Machines don’t really have a bias within them. AI doesn’t ‘want’ something to be true or false for reasons that can’t be explained by logic. However, this human bias does exist in machine learning right from the creation of an algorithm to the interpretation of data.
According to a leader who is on the parliamentary committee on AI, artificial intelligence brings opportunity so long as it is treated ethically. The group spent time drafting recommendations on how the UK should develop the technology industry. This report, which was published on Monday, says that the UK is in a strong position to be a world leader in the development of artificial intelligence, and AI could provide a huge boost to the UK economy. The group also reported that ethics must be taken into consideration for any kind of development.
Speaking concerning the report, Bishop of Oxford, Dr. Stephen Croft told Premier, “AI has lots of good possibilities…but it also carries some significant dangers if it’s developed uncritically.” He referred to potential problems, such as the use of data without people being aware of it, and bias decision making, such as computers making decisions in human resources and job applications without completely understanding the criteria.
He added there are “quite serious implications in warfare and AI used weaponry. All these things are real and present dangers now; they’re not future impossibilities and it’s absolutely vital that there’s an informed public debate about how we inform and develop AI.”
The solution proposed by the researchers that would de-bias each cognitive bias was quite simple. According to the researchers, the solution to a lot of problems was as simple as changing the way data is represented. For example, making a change in the output of algorithms to use more natural numbers than ratio could considerably reduce the potential for misreading certain results
According to the team, “To our knowledge, cognitive biases have not yet been discussed in relation to interpretability of machine learning results. We thus initiated this review of research published in cognitive science with the intent to give a psychological basis to changes in inductive rule learning algorithms, and the way their results are communicated.
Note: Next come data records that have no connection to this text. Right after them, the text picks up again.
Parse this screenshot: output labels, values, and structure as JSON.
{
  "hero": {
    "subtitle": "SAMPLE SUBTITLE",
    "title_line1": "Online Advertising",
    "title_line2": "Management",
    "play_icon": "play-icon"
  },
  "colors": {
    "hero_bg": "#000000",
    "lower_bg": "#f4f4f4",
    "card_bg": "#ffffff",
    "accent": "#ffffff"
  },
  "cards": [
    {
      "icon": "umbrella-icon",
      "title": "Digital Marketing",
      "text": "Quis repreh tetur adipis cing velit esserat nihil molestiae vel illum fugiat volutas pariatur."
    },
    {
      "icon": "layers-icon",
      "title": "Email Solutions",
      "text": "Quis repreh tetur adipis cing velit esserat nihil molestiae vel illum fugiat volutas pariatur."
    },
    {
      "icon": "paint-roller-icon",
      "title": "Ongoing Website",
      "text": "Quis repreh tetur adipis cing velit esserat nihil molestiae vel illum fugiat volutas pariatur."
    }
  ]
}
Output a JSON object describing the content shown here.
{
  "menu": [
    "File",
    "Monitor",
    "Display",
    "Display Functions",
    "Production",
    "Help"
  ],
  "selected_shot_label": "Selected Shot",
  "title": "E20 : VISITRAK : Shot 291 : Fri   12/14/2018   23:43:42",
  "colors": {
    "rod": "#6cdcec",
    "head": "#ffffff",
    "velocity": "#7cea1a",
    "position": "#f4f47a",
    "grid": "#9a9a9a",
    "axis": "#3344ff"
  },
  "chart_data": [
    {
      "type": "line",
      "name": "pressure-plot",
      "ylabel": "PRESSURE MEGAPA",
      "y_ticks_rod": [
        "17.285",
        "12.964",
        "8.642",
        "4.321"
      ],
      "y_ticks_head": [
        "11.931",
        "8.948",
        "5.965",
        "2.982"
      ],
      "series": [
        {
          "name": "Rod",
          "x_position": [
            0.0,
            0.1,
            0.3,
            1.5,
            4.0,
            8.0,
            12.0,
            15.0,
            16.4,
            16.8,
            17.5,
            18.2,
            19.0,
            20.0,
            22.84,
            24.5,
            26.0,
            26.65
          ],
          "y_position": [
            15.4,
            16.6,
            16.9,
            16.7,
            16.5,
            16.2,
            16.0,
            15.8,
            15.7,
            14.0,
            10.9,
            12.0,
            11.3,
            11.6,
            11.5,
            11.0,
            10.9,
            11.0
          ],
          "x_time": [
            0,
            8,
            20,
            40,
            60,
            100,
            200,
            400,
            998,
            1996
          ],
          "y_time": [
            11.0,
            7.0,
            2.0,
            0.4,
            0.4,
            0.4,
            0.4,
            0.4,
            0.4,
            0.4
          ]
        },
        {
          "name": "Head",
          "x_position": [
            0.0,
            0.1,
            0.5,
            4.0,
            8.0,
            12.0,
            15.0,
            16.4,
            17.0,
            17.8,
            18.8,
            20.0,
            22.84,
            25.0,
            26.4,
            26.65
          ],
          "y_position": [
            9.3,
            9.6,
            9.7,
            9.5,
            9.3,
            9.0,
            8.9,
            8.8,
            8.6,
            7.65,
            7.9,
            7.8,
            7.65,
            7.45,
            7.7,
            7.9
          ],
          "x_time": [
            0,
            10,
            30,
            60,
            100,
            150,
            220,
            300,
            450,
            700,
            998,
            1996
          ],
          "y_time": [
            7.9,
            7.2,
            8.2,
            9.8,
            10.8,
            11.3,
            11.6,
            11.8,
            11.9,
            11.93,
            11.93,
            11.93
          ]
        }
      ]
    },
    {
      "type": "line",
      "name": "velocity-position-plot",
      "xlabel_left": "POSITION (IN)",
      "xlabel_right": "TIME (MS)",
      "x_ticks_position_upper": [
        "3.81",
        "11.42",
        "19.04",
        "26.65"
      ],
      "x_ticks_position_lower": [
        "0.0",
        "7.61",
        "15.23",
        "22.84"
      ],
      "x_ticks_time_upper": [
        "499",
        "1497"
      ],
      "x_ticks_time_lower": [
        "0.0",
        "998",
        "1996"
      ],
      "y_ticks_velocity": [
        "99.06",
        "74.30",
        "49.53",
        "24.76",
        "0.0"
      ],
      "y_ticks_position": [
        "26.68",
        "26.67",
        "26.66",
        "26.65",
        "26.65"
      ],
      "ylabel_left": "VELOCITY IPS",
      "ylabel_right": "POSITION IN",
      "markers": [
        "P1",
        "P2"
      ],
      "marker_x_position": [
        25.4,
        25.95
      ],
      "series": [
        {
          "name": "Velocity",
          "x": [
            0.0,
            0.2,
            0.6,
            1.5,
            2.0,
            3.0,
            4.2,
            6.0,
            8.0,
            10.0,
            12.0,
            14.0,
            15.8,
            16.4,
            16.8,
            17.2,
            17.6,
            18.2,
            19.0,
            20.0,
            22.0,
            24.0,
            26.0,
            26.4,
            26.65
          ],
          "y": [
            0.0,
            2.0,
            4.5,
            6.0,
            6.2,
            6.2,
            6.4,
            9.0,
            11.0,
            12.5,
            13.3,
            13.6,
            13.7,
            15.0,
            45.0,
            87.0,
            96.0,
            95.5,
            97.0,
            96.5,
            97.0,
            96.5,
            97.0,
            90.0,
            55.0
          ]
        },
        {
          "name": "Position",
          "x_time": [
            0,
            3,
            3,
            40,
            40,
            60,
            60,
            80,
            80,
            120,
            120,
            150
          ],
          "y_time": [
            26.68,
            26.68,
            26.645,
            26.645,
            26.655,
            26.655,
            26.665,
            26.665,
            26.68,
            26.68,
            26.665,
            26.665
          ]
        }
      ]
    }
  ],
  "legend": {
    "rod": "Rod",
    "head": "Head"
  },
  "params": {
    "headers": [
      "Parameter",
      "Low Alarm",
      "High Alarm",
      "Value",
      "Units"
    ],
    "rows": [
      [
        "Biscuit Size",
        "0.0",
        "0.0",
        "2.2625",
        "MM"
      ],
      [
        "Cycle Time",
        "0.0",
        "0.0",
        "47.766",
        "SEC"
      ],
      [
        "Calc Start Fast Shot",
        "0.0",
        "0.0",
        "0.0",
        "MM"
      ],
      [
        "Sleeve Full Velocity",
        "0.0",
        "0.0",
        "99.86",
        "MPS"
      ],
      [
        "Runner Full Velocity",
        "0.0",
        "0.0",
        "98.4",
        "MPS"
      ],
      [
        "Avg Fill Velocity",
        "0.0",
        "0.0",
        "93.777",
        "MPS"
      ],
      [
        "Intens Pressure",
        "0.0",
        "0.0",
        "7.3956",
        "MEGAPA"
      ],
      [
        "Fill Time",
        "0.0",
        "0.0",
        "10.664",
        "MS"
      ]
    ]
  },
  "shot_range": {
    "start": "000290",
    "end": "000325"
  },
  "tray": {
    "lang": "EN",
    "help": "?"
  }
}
Our review identified twenty cognitive biases, heuristics and effects that can give rise to systematic errors when inductively learned rules are interpreted.”